▸ **What is required**
The records below are to be set down again exactly, with the pictures left out.

▸ **Source records**

▼

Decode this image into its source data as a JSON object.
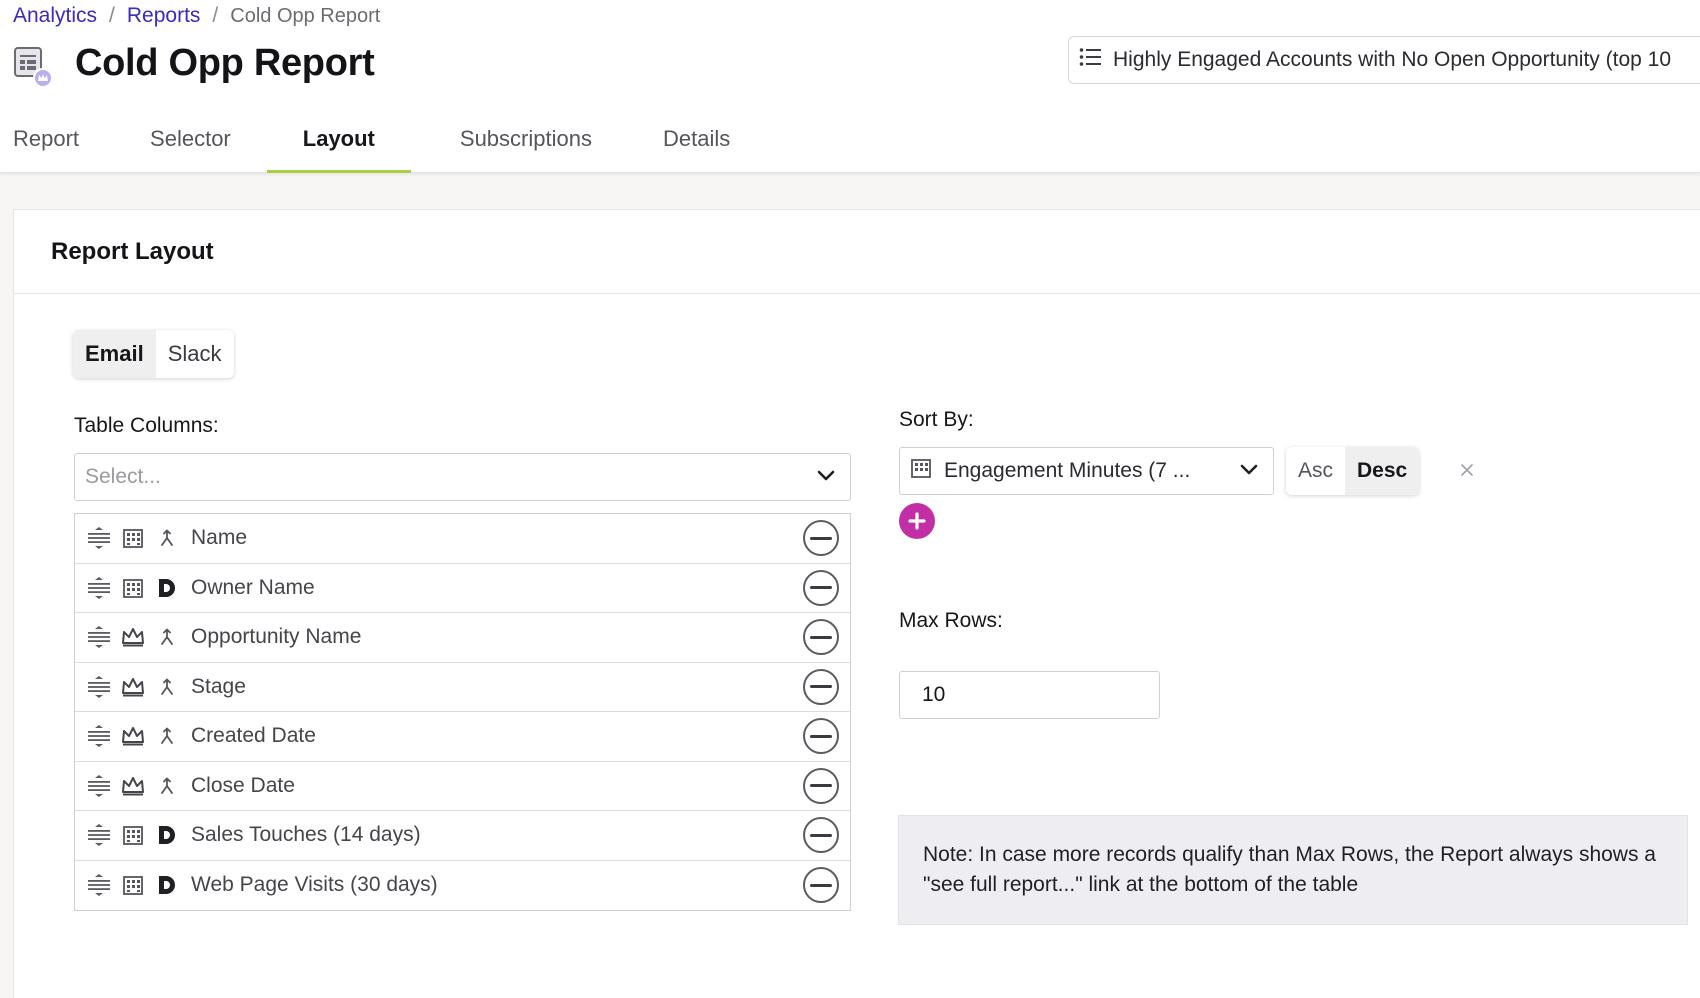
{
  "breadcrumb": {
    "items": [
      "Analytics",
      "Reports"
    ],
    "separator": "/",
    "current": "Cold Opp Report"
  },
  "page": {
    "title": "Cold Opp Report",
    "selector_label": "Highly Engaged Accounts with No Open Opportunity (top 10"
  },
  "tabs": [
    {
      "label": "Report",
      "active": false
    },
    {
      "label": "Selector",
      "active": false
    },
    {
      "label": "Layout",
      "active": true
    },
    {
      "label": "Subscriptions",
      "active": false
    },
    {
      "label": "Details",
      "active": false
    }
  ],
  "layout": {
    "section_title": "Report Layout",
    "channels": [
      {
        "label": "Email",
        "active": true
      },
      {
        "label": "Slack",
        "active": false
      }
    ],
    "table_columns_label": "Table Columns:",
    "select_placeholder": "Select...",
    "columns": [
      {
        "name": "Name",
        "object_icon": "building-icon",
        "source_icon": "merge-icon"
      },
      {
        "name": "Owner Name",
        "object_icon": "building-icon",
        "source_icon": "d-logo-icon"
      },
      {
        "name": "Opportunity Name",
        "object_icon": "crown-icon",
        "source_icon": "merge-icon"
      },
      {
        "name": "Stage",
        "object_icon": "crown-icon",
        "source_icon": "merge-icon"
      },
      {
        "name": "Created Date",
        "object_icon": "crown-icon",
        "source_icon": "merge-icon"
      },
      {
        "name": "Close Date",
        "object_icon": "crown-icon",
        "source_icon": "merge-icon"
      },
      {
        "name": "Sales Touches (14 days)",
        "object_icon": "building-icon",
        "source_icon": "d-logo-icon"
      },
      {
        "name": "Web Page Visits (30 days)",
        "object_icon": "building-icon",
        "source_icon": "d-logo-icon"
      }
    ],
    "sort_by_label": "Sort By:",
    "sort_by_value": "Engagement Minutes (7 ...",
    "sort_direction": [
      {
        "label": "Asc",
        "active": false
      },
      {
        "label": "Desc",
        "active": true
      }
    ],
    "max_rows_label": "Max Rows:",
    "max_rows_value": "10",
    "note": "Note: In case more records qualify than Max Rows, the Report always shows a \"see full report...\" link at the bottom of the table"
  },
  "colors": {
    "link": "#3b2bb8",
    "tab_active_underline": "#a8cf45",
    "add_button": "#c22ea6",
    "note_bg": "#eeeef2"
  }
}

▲

▸ **Exercise solution**
Decode this image into its source data as a JSON object.
{
  "breadcrumb": {
    "items": [
      "Analytics",
      "Reports"
    ],
    "separator": "/",
    "current": "Cold Opp Report"
  },
  "page": {
    "title": "Cold Opp Report",
    "selector_label": "Highly Engaged Accounts with No Open Opportunity (top 10"
  },
  "tabs": [
    {
      "label": "Report",
      "active": false
    },
    {
      "label": "Selector",
      "active": false
    },
    {
      "label": "Layout",
      "active": true
    },
    {
      "label": "Subscriptions",
      "active": false
    },
    {
      "label": "Details",
      "active": false
    }
  ],
  "layout": {
    "section_title": "Report Layout",
    "channels": [
      {
        "label": "Email",
        "active": true
      },
      {
        "label": "Slack",
        "active": false
      }
    ],
    "table_columns_label": "Table Columns:",
    "select_placeholder": "Select...",
    "columns": [
      {
        "name": "Name",
        "object_icon": "building-icon",
        "source_icon": "merge-icon"
      },
      {
        "name": "Owner Name",
        "object_icon": "building-icon",
        "source_icon": "d-logo-icon"
      },
      {
        "name": "Opportunity Name",
        "object_icon": "crown-icon",
        "source_icon": "merge-icon"
      },
      {
        "name": "Stage",
        "object_icon": "crown-icon",
        "source_icon": "merge-icon"
      },
      {
        "name": "Created Date",
        "object_icon": "crown-icon",
        "source_icon": "merge-icon"
      },
      {
        "name": "Close Date",
        "object_icon": "crown-icon",
        "source_icon": "merge-icon"
      },
      {
        "name": "Sales Touches (14 days)",
        "object_icon": "building-icon",
        "source_icon": "d-logo-icon"
      },
      {
        "name": "Web Page Visits (30 days)",
        "object_icon": "building-icon",
        "source_icon": "d-logo-icon"
      }
    ],
    "sort_by_label": "Sort By:",
    "sort_by_value": "Engagement Minutes (7 ...",
    "sort_direction": [
      {
        "label": "Asc",
        "active": false
      },
      {
        "label": "Desc",
        "active": true
      }
    ],
    "max_rows_label": "Max Rows:",
    "max_rows_value": "10",
    "note": "Note: In case more records qualify than Max Rows, the Report always shows a \"see full report...\" link at the bottom of the table"
  },
  "colors": {
    "link": "#3b2bb8",
    "tab_active_underline": "#a8cf45",
    "add_button": "#c22ea6",
    "note_bg": "#eeeef2"
  }
}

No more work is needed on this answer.